Tag Archives: Cebolla Wilderness

Holy Water

Shrine Cebolla Wilderness 1In the Cebolla Wilderness, an abandoned ranchito with tin shack and corrals. North of it was a steep, stone arroyo with a spring at its head. Filling the gap between two huge stones, a springhouse had been built around the frozen pool. Inside, back in the dark and the smell of water, a tiny shrine was cut in the living rock.

The chisel marks were clear. The santo that had stood there was gone, as was the grille that had protected it, though the scars of the grille’s hinges remained. The empty nicho was touched with blue paint. Carved in front of it was a shallow bowl—for a votive candle, or for water from the spring? There was a stone  to kneel on.

The dim interior, the narrow rock passage and frozen pool, the tiny shrine: it felt like a megalithic tomb, something much older than itself.


Homestead Canyon

To Homestead Canyon in the Cebolla Wilderness. A glittery fall day.

At the wilderness boundary hunters had driven off-road, broken down the fence, and taken a truck in. We parked and sloped off on foot through prickly year-end weeds; my socks are full of stickers.

On the mesa top are the stone-heap remains of little pueblo. (The area was heavily settled in the 1300s.) On one sandy ridge the wind had exposed the four yellow-and-red sandstone slabs that made the half-moon edge of a storage cist. The whole ridge was sand-scoured, ventifacted, all wind-worn surface.

Nearby, also wind-scoured, were the sparkly bits of a metate (grinding basin), Archaic and thus hundreds of years older than the pueblos, that had been ground clear through with use. Human stories, one on top of another.

The piñon nuts were ripe and falling out of the cones. We kept stopping to eat.

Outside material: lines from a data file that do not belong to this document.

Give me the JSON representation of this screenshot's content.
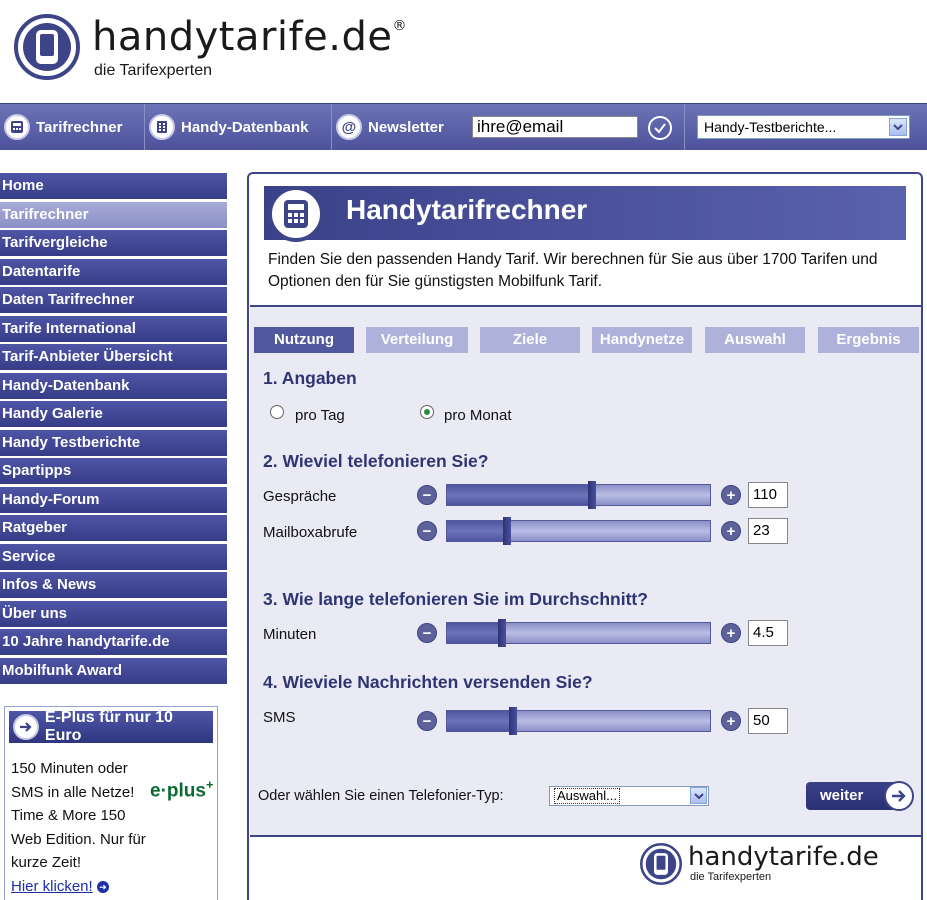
{
  "brand": {
    "name": "handytarife.de",
    "registered": "®",
    "tagline": "die Tarifexperten"
  },
  "topnav": {
    "items": [
      {
        "label": "Tarifrechner",
        "icon": "calculator-icon"
      },
      {
        "label": "Handy-Datenbank",
        "icon": "database-icon"
      },
      {
        "label": "Newsletter",
        "icon": "at-icon"
      }
    ],
    "newsletter_value": "ihre@email",
    "test_select": "Handy-Testberichte..."
  },
  "sidebar": {
    "items": [
      {
        "label": "Home"
      },
      {
        "label": "Tarifrechner"
      },
      {
        "label": "Tarifvergleiche"
      },
      {
        "label": "Datentarife"
      },
      {
        "label": "Daten Tarifrechner"
      },
      {
        "label": "Tarife International"
      },
      {
        "label": "Tarif-Anbieter Übersicht"
      },
      {
        "label": "Handy-Datenbank"
      },
      {
        "label": "Handy Galerie"
      },
      {
        "label": "Handy Testberichte"
      },
      {
        "label": "Spartipps"
      },
      {
        "label": "Handy-Forum"
      },
      {
        "label": "Ratgeber"
      },
      {
        "label": "Service"
      },
      {
        "label": "Infos & News"
      },
      {
        "label": "Über uns"
      },
      {
        "label": "10 Jahre handytarife.de"
      },
      {
        "label": "Mobilfunk Award"
      }
    ],
    "active": "Tarifrechner"
  },
  "promo": {
    "title": "E-Plus für nur 10 Euro",
    "text": "150 Minuten oder SMS in alle Netze! Time & More 150 Web Edition. Nur für kurze Zeit!",
    "link": "Hier klicken!",
    "logo_text": "e·plus"
  },
  "main": {
    "title": "Handytarifrechner",
    "description": "Finden Sie den passenden Handy Tarif. Wir berechnen für Sie aus über 1700 Tarifen und Optionen den für Sie günstigsten Mobilfunk Tarif.",
    "tabs": [
      {
        "label": "Nutzung"
      },
      {
        "label": "Verteilung"
      },
      {
        "label": "Ziele"
      },
      {
        "label": "Handynetze"
      },
      {
        "label": "Auswahl"
      },
      {
        "label": "Ergebnis"
      }
    ],
    "active_tab": "Nutzung",
    "section1": {
      "heading": "1. Angaben",
      "radio_day": "pro Tag",
      "radio_month": "pro Monat",
      "selected": "pro Monat"
    },
    "section2": {
      "heading": "2. Wieviel telefonieren Sie?",
      "calls_label": "Gespräche",
      "calls_value": "110",
      "calls_level": 0.55,
      "mailbox_label": "Mailboxabrufe",
      "mailbox_value": "23",
      "mailbox_level": 0.23
    },
    "section3": {
      "heading": "3. Wie lange telefonieren Sie im Durchschnitt?",
      "minutes_label": "Minuten",
      "minutes_value": "4.5",
      "minutes_level": 0.21
    },
    "section4": {
      "heading": "4. Wieviele Nachrichten versenden Sie?",
      "sms_label": "SMS",
      "sms_value": "50",
      "sms_level": 0.25
    },
    "type_label": "Oder wählen Sie einen Telefonier-Typ:",
    "type_select": "Auswahl...",
    "next_label": "weiter"
  }
}
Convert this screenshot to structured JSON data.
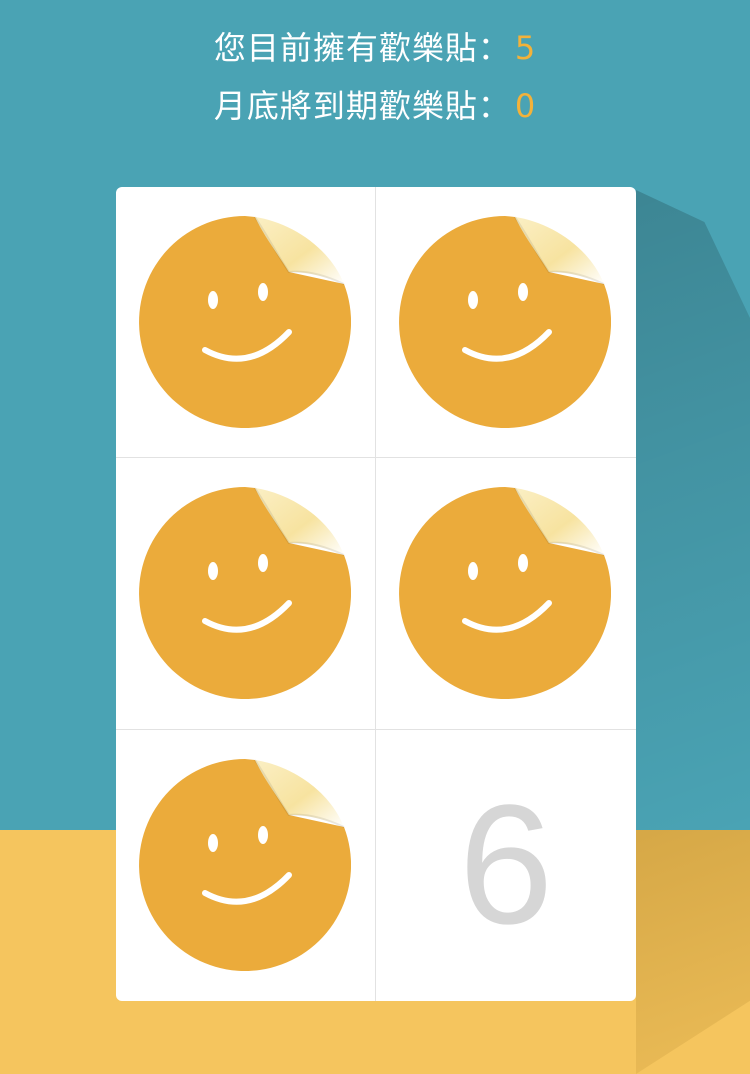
{
  "header": {
    "owned_label": "您目前擁有歡樂貼：",
    "owned_count": "5",
    "expiring_label": "月底將到期歡樂貼：",
    "expiring_count": "0"
  },
  "board": {
    "filled_stickers": 5,
    "empty_slots": [
      {
        "number": "6"
      }
    ]
  },
  "colors": {
    "background_top": "#4aa3b4",
    "background_bottom": "#f5c55e",
    "sticker": "#ebab3b",
    "accent_number": "#f3b23a"
  },
  "icons": {
    "sticker": "smiley-sticker-icon"
  }
}
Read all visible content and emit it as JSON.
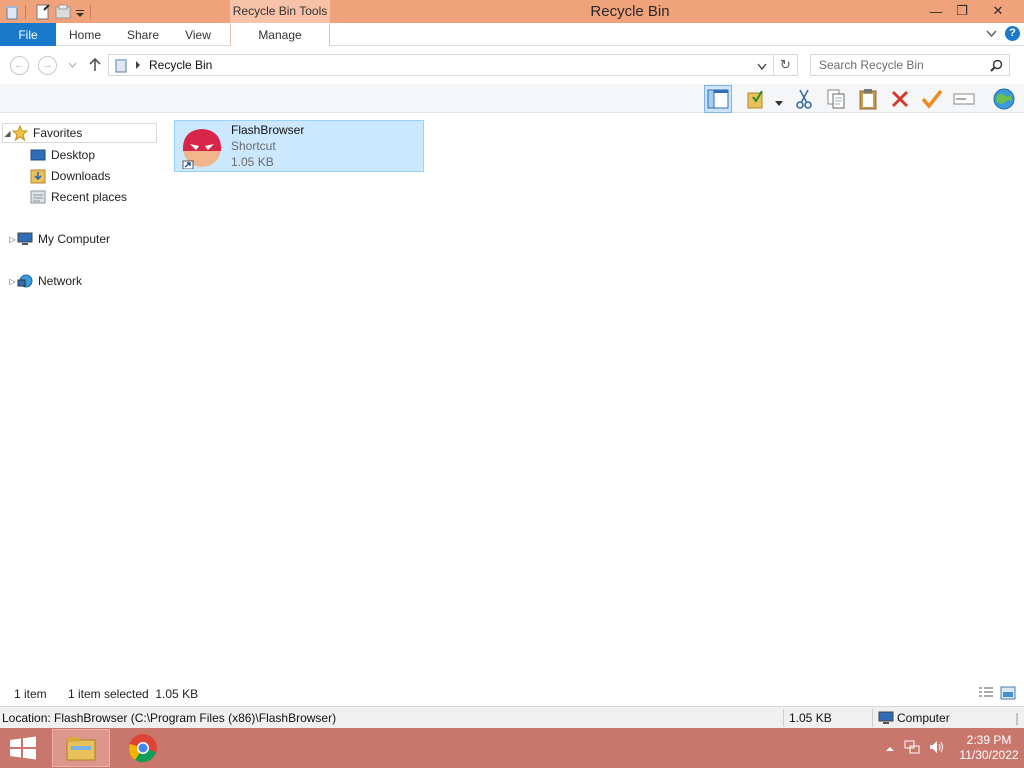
{
  "window": {
    "title": "Recycle Bin",
    "contextual_tab_group": "Recycle Bin Tools",
    "controls": {
      "minimize": "—",
      "maximize": "❐",
      "close": "✕"
    }
  },
  "ribbon": {
    "tabs": [
      "File",
      "Home",
      "Share",
      "View",
      "Manage"
    ],
    "help": "?"
  },
  "navigation": {
    "address_path": "Recycle Bin",
    "search_placeholder": "Search Recycle Bin"
  },
  "navpane": {
    "favorites": "Favorites",
    "favorites_items": [
      "Desktop",
      "Downloads",
      "Recent places"
    ],
    "my_computer": "My Computer",
    "network": "Network"
  },
  "content": {
    "items": [
      {
        "name": "FlashBrowser",
        "type": "Shortcut",
        "size": "1.05 KB"
      }
    ]
  },
  "statusbar": {
    "item_count": "1 item",
    "selection": "1 item selected  1.05 KB"
  },
  "details": {
    "location": "Location: FlashBrowser (C:\\Program Files (x86)\\FlashBrowser)",
    "size": "1.05 KB",
    "zone": "Computer"
  },
  "taskbar": {
    "time": "2:39 PM",
    "date": "11/30/2022"
  },
  "colors": {
    "titlebar": "#f0a27a",
    "file_tab": "#1979ca",
    "selection": "#cce8ff",
    "taskbar": "#c9776d"
  }
}
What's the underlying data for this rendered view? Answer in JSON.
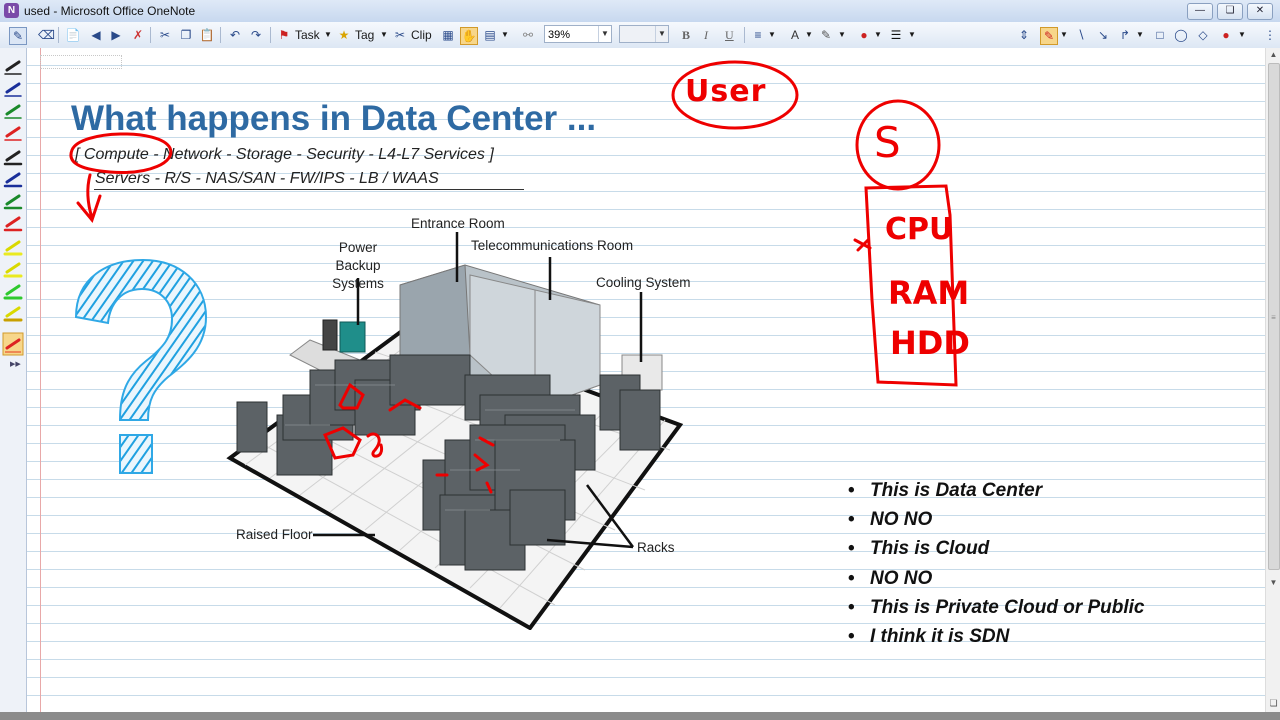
{
  "window": {
    "title": "used - Microsoft Office OneNote",
    "controls": [
      "minimize",
      "restore",
      "close"
    ]
  },
  "toolbar": {
    "task_label": "Task",
    "tag_label": "Tag",
    "clip_label": "Clip",
    "zoom_value": "39%",
    "font_size_value": "",
    "bold": "B",
    "italic": "I",
    "underline": "U"
  },
  "page": {
    "heading": "What happens in Data Center ...",
    "line1": "[ Compute - Network - Storage - Security   - L4-L7 Services ]",
    "line2": "Servers  -    R/S     -  NAS/SAN  -  FW/IPS  -    LB / WAAS",
    "bullets": [
      "This is Data Center",
      "NO NO",
      "This is Cloud",
      "NO NO",
      "This is Private Cloud or Public",
      "I think it is SDN"
    ]
  },
  "diagram": {
    "labels": {
      "entrance_room": "Entrance Room",
      "telecom_room": "Telecommunications Room",
      "power_backup": "Power Backup\nSystems",
      "cooling": "Cooling System",
      "raised_floor": "Raised Floor",
      "racks": "Racks"
    }
  },
  "handwriting": {
    "user": "User",
    "server_letter": "S",
    "cpu": "CPU",
    "ram": "RAM",
    "hdd": "HDD"
  },
  "colors": {
    "heading": "#2e6aa3",
    "ink": "#e00000",
    "rule_lines": "#c7dbe9"
  }
}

Winterfat had the low winter light behind it, blazing silver. Spider guy wires were strung juniper to juniper; we broke those fine, elastic barriers as we walked.


For more walks on stone and sand, click here.